  9. Transition of care from paediatric to adult services in haematology

    PubMed Central

    Bolton‐Maggs, Paula H B

    2007-01-01

    The need for adequate preparation for transition for young people with health care needs who require long term follow‐up in the adult sector has long been recognised and is a required part of the national service framework for children. The Royal College of Paediatrics and Child Health and the Royal College of Nursing have endorsed this need for improvement in services for adolescents. In 2006 the Department of Health launched guidelines with a wealth of recommendations. Despite these initiatives only slow progress has been made (usually by enthusiasts) and much work is needed to develop good programmes in many specialties, including non‐malignant haematology. PMID:17715443

  10. Cystic change in primary paediatric optic nerve sheath meningioma.

    PubMed

    Narayan, Daniel; Rajak, Saul; Patel, Sandy; Selva, Dinesh

    2016-08-01
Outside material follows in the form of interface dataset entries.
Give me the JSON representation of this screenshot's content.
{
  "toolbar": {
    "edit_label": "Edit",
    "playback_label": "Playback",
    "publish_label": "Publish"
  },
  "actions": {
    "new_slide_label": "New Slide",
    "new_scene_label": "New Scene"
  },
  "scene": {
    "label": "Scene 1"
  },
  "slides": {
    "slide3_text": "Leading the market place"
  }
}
    Primary optic nerve sheath meningiomas (PONSM) are rare in children. Cystic meningiomas are an uncommon subgroup of meningiomas. We report a case of paediatric PONSM managed using observation alone that underwent cystic change and radiological regression. A 5-year-old girl presented with visual impairment and proptosis. Magnetic resonance (MR) imaging demonstrated a PONSM. The patient was left untreated and followed up with regular MR imaging. Repeat imaging at 16 years of age showed the tumour had started to develop cystic change. Repeat imaging at 21 years of age showed the tumour had decreased in size. PMID:27310300